About that time the dwarf sidled up next to me and told me again how great I was, how bad I was, someone should kill me, but he was insistent on me wearing the hat.
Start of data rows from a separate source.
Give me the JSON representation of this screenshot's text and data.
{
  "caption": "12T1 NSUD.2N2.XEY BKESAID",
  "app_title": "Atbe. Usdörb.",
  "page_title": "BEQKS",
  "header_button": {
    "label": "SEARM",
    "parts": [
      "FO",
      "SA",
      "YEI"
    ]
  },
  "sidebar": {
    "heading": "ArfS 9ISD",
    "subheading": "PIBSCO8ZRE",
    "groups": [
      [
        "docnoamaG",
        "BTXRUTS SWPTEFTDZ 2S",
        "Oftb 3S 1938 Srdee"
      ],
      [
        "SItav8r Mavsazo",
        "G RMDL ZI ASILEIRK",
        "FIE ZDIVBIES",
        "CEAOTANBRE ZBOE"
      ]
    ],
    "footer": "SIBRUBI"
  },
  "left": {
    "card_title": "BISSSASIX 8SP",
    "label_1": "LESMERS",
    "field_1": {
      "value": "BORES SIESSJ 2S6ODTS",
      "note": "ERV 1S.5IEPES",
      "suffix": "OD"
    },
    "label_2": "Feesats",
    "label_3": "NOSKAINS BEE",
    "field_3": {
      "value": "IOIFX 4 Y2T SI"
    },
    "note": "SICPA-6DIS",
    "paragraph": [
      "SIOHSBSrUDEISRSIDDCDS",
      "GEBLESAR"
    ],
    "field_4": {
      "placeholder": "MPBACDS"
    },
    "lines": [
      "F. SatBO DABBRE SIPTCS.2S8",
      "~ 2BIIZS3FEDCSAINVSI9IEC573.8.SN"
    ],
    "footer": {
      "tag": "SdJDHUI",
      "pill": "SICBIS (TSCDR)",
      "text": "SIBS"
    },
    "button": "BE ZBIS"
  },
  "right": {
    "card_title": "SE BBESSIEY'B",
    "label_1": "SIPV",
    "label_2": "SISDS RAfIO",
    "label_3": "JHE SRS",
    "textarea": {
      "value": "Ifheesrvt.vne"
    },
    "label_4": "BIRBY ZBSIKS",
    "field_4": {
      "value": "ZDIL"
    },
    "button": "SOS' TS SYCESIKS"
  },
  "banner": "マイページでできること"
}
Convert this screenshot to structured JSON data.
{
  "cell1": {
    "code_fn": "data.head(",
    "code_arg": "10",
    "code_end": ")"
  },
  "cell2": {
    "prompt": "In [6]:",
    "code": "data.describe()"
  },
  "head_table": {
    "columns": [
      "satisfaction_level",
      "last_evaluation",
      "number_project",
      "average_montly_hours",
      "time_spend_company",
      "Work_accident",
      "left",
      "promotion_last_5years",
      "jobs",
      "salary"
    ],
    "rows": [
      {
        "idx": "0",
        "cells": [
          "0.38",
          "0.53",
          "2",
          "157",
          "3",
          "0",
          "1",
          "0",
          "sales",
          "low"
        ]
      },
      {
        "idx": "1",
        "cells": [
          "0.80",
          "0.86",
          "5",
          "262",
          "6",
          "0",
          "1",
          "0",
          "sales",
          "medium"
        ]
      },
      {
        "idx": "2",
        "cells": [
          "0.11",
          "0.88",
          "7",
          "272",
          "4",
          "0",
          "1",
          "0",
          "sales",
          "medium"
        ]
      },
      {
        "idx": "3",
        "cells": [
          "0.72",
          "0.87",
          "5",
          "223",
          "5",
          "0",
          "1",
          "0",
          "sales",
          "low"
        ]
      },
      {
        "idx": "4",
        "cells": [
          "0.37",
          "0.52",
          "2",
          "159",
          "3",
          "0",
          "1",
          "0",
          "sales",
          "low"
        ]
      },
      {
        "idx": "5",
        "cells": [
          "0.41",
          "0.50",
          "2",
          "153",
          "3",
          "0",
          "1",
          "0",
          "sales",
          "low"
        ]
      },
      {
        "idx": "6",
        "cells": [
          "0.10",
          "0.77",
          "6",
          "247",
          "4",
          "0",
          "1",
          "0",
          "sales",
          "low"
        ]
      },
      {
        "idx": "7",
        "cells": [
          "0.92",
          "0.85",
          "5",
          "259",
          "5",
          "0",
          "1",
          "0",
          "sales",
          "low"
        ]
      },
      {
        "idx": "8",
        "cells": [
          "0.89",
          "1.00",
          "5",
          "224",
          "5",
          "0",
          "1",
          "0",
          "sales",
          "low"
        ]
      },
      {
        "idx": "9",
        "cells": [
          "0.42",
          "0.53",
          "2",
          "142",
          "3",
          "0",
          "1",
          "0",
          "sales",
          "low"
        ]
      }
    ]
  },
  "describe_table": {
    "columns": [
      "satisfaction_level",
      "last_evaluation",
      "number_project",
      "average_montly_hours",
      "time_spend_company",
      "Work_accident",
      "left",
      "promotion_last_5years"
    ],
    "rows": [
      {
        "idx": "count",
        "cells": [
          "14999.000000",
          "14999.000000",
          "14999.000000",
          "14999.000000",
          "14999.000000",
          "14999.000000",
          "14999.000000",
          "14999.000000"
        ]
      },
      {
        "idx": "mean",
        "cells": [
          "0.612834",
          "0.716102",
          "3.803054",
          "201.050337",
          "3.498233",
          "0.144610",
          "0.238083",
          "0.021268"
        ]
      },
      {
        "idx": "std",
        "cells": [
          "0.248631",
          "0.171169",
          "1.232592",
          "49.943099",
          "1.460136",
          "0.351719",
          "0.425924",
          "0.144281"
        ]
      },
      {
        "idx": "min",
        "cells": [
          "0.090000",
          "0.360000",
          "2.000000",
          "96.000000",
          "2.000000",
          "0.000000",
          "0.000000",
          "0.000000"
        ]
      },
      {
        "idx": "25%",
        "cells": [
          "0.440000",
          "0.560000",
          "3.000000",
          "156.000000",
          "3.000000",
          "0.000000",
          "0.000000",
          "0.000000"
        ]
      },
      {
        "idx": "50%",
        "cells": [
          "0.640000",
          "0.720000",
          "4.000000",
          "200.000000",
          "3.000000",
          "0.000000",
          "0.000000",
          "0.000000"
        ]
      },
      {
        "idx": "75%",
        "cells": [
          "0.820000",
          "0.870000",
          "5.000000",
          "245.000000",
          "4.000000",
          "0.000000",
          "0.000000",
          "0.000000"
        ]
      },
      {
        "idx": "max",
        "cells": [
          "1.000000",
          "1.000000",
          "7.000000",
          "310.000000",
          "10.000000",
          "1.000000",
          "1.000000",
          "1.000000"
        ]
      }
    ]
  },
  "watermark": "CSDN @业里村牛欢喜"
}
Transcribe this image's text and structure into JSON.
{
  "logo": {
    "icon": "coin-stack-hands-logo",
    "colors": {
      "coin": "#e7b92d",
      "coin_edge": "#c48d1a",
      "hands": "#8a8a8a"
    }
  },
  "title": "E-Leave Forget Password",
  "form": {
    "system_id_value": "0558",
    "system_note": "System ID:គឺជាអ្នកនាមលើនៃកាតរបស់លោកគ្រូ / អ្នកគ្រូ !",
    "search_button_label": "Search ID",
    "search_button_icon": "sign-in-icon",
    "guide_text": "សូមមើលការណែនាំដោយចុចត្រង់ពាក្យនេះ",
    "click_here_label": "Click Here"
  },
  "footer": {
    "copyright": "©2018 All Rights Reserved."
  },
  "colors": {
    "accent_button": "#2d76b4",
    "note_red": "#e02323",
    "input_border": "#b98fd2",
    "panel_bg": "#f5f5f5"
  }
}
He shimmied up a pole next to me with a ratty blue felt hat shaped like a hat a Christmas Elf would wear.  I really didn’t want it on my head, but I didn’t want to insult him.  He was finally being nice to me, but I felt that any moment he would reach over and snap my neck.

Then I woke up.

Friday, October 5, 2012

Keeping up with the times

What could this be?

Board games were not something I enjoyed when I was a child.  I didn’t have anyone to play them with, and you can only play Monopoly and Clue alone for so long before getting really, really bored.  Being a child of the 1970s I was on the ground floor of the electronic entertainment age.  In my day electronic games evolved from buzzer of Operation to more sound and light interaction in games like Merlin and Simon.  These were the games I liked.  These were the games you could play by yourself.  I would spend hours pressing those lighted buttons, repeating the sequences the internal computer had laid out as a challenge.

Since then I always have leaned towards electronic gadgets for entertainment.  In my teens the rage was the Walkman, a portable cassette tape player with headphones.  My version was more of a Radio Shack knock-off, but it served the same purpose. 

My generation played Donkey Kong and Pac-Man on huge machines in arcades.  Now our children play them on gadgets they can carry in their pocket.

I took the first computer programming class ever offered at my high school.  I learned quickly Pascal was not for me, but being in the same room with the computers and the line printers whirring in the background gave me a certain sense of belonging.

Moving forward in college I had an electronic typewriter, a precursor to the word processor.  I wrote all my papers by first viewing my words in the LCD screen at the top, and then printing it all at once.  It took time to learn the coding, but satisfaction of that printed document was worth it.

When I first started my job in 1989 I used a similar word processor, but in the early 1990s I convinced my boss a PC would be so much more efficient.  I was the first person in the entire department to have a PC on my own desk.

 With each phase of the latest and greatest I have been on board with one exception.  My cellphones have never been the latest or the greatest.  When I got my most recent one two years ago I was (ahem) told I had to get whatever was free with a contract.  What I got was a piece of garbage, something I have mentioned to the teller quite often.  There was no need to mention it, actually, because he was reminded every time I got a phone call and had to go to the porch for enough reception to talk.
Which brings me to today.  

My waiting period is over, and my cellular provider has graciously allowed me to upgrade my phone.  This time I am not going for the free one.  I have been weighing my options and researching every aspect and my choice has come down to the (drumroll, please) iPhone 5!  When Mike at Wal-Mart took it out of the box and handed it to me I heard a choir sing.  When I felt the sleekness of the cool metal backing in my palm I knew I had made the right choice.  It sits beside me as I write this, waiting for me to enrobe it in the new magenta and teal case I bought for it. 

I have an older iPod Touch, so I know the basics of an Apple product.  But, if anyone has any pointers or tips I welcome to hear them.  Meanwhile, I’m signing off to sit and relax and choose my new ringtone.  Joy!